Beinart: Will the GOP Stand-Up to Roy Moore’s Anti-Muslim Prejudice?

Roy Moore,Patricia Jones

The Republican nominee for Jeff Sessions’s vacated Alabama Senate seat is a Christian nationalist who appears to see Muslim-Americans as second-class citizens.  Writing at The Atlantic, Peter Beinart wonders why Moore’s fellow Republicans are not condemning his views.  Here is a taste of his piece:

In his hostility to Islam, and his belief that American Muslims should not be allowed to serve in office, Moore stands firmly in the tradition of Cain, Bachmann, Carson and Trump. In 2006, when Muslim Congressman Keith Ellison swore his oath of office on a Koran, Moore comparedit to taking an “oath on Mein Kampf” in 1943, and said Ellison should not be seated in Congress. This July, he called Islam a “false religion.” In August, he said, “There are communities under Sharia law right now in our country. Up in Illinois. Christian communities.” He later acknowledged that he had no idea if that was true. (It isn’t.)

What’s new isn’t what Moore has said. It’s the way leading Republicans have responded. There has been virtually no criticism at all. When CNN asked Wisconsin Senator Ron Johnson how he felt about Moore’s claim that Barack Obama was a Muslim, Johnson responded merely that, “no two people agree 100% of the time.” When asked by the Toronto Star about claims that Moore was anti-Muslim, the Chairman of the Russell County, Alabama, Republican Party replied, “I’m anti-Muslim too.” (He later explained that, “I don’t have any problems with anybody’s religion as long as it’s Christian.”) When Republican National Committee Chairwoman Ronna McDaniel declared in an interview on Fox News that, “the voters did the right thing,” Moore’s anti-Muslim comments didn’t even come up. In the age of Donald Trump, most Republican politicians are now too afraid to condemn anti-Muslim bigotry.

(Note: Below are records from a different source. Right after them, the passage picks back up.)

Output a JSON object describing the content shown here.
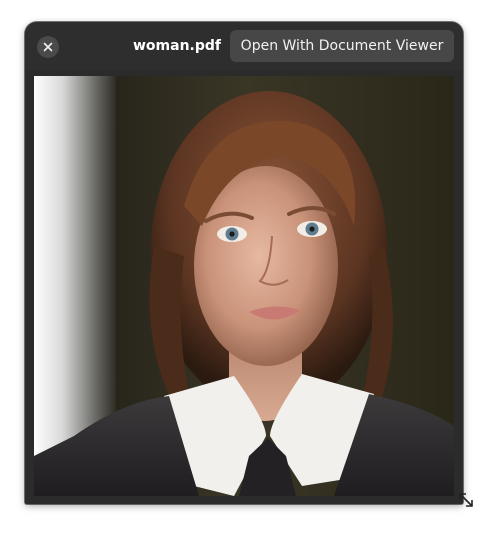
{
  "window": {
    "title": "woman.pdf",
    "close_icon": "close-icon",
    "open_button_label": "Open With Document Viewer"
  },
  "document": {
    "page_image": "portrait-photo",
    "description_icon": "photo-image"
  },
  "colors": {
    "headerbar": "#2e2e2e",
    "window_bg": "#2b2b2b",
    "button_bg": "#474747",
    "close_bg": "#4a4a4a",
    "text": "#ffffff"
  }
}
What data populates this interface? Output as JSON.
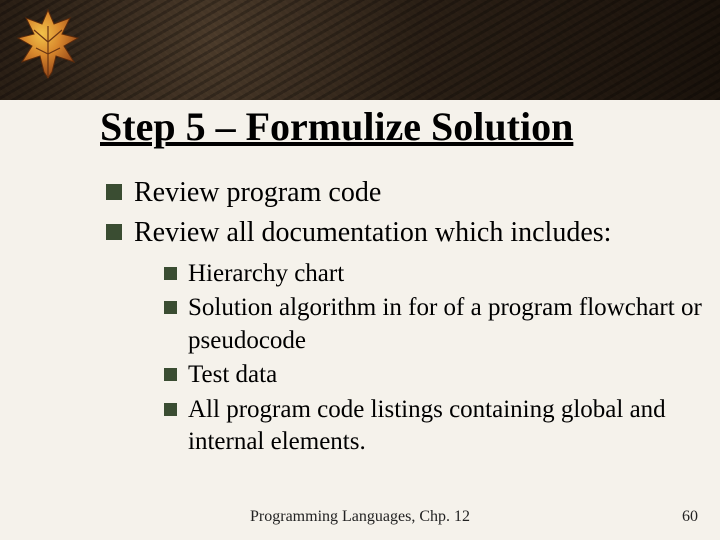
{
  "title": "Step 5 – Formulize Solution",
  "bullets": {
    "b1": "Review program code",
    "b2": "Review all documentation which includes:",
    "sub": {
      "s1": "Hierarchy chart",
      "s2": "Solution algorithm in for of a program flowchart or pseudocode",
      "s3": "Test data",
      "s4": "All program code listings containing global and internal elements."
    }
  },
  "footer": {
    "center": "Programming Languages, Chp. 12",
    "page": "60"
  }
}
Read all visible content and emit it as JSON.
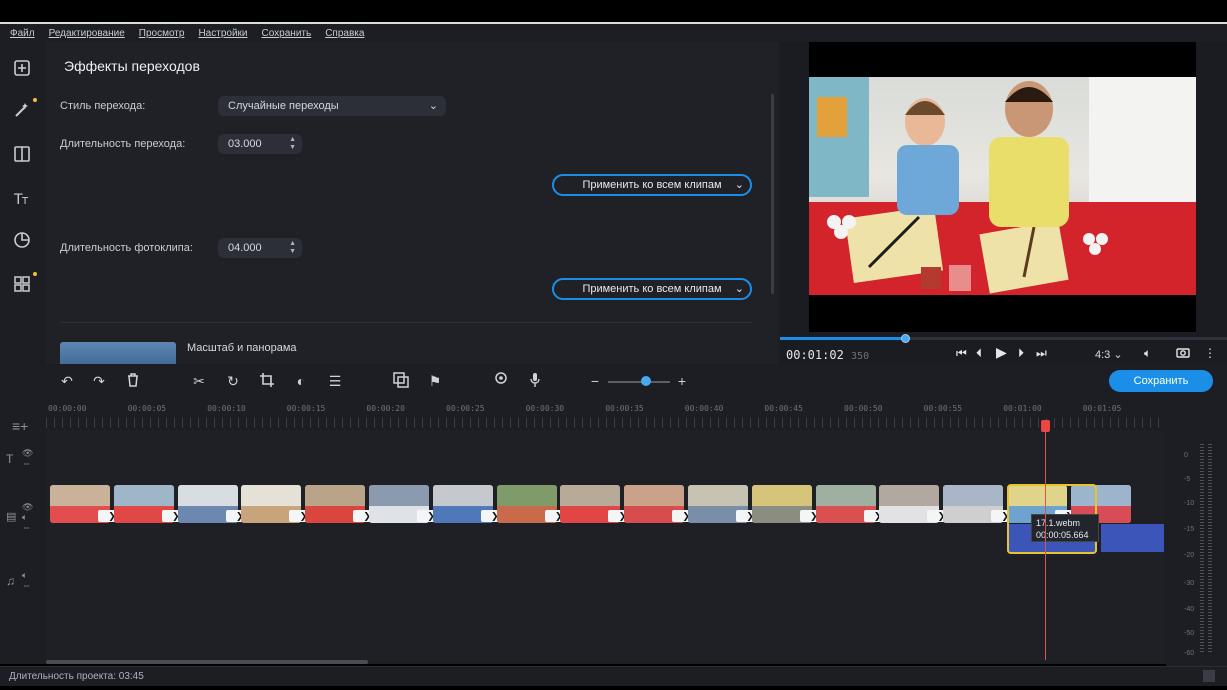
{
  "menu": [
    "Файл",
    "Редактирование",
    "Просмотр",
    "Настройки",
    "Сохранить",
    "Справка"
  ],
  "panel": {
    "title": "Эффекты переходов",
    "style_label": "Стиль перехода:",
    "style_value": "Случайные переходы",
    "duration_label": "Длительность перехода:",
    "duration_value": "03.000",
    "apply_label": "Применить ко всем клипам",
    "photo_label": "Длительность фотоклипа:",
    "photo_value": "04.000",
    "apply_label_2": "Применить ко всем клипам",
    "effect_name": "Масштаб и панорама"
  },
  "player": {
    "timecode": "00:01:02",
    "timecode_frames": "350",
    "progress": 0.28,
    "aspect": "4:3"
  },
  "toolbar": {
    "save_label": "Сохранить"
  },
  "ruler": {
    "labels": [
      "00:00:00",
      "00:00:05",
      "00:00:10",
      "00:00:15",
      "00:00:20",
      "00:00:25",
      "00:00:30",
      "00:00:35",
      "00:00:40",
      "00:00:45",
      "00:00:50",
      "00:00:55",
      "00:01:00",
      "00:01:05"
    ]
  },
  "timeline": {
    "tooltip_name": "17.1.webm",
    "tooltip_time": "00:00:05.664"
  },
  "meter_labels": [
    "0",
    "-5",
    "-10",
    "-15",
    "-20",
    "-30",
    "-40",
    "-50",
    "-60"
  ],
  "status": {
    "project_duration": "Длительность проекта: 03:45"
  },
  "colors": {
    "accent": "#1b8fe8",
    "selection": "#e8c42c",
    "playhead": "#e05050"
  }
}
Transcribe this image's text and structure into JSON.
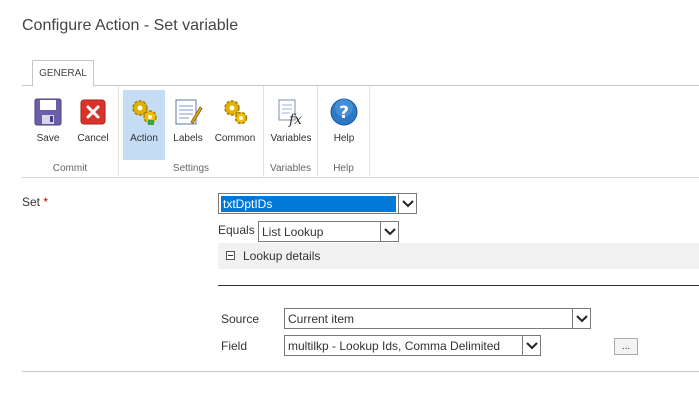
{
  "dialog": {
    "title": "Configure Action - Set variable"
  },
  "ribbon": {
    "tab": "GENERAL",
    "groups": {
      "commit": {
        "label": "Commit",
        "save": "Save",
        "cancel": "Cancel"
      },
      "settings": {
        "label": "Settings",
        "action": "Action",
        "labels": "Labels",
        "common": "Common"
      },
      "variables": {
        "label": "Variables",
        "variables": "Variables"
      },
      "help": {
        "label": "Help",
        "help": "Help"
      }
    },
    "icons": {
      "save": "floppy-disk-icon",
      "cancel": "red-x-icon",
      "action": "gears-icon",
      "labels": "notepad-pencil-icon",
      "common": "gears-icon",
      "variables": "formula-fx-icon",
      "help": "question-mark-icon"
    }
  },
  "form": {
    "set_label": "Set",
    "required_marker": "*",
    "set_value": "txtDptIDs",
    "equals_label": "Equals",
    "equals_value": "List Lookup",
    "lookup_details": "Lookup details",
    "source_label": "Source",
    "source_value": "Current item",
    "field_label": "Field",
    "field_value": "multilkp - Lookup Ids, Comma Delimited",
    "browse_button": "..."
  },
  "colors": {
    "selection": "#0078d7",
    "selected_ribbon_button": "#c5dcf5",
    "required": "#bf0000",
    "help_blue": "#2a78c6",
    "cancel_red": "#d9342b"
  }
}
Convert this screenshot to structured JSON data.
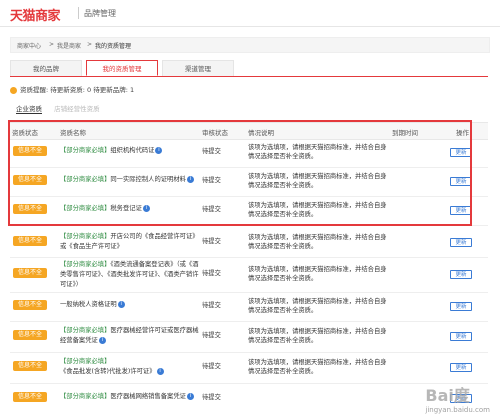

And increasingly, journalists no longer expect them to.

And where are the court evangelicals?  Why aren’t they speaking out against Moore?  I assume they are too busy petitioning Donald Trump for more religious liberty legislation.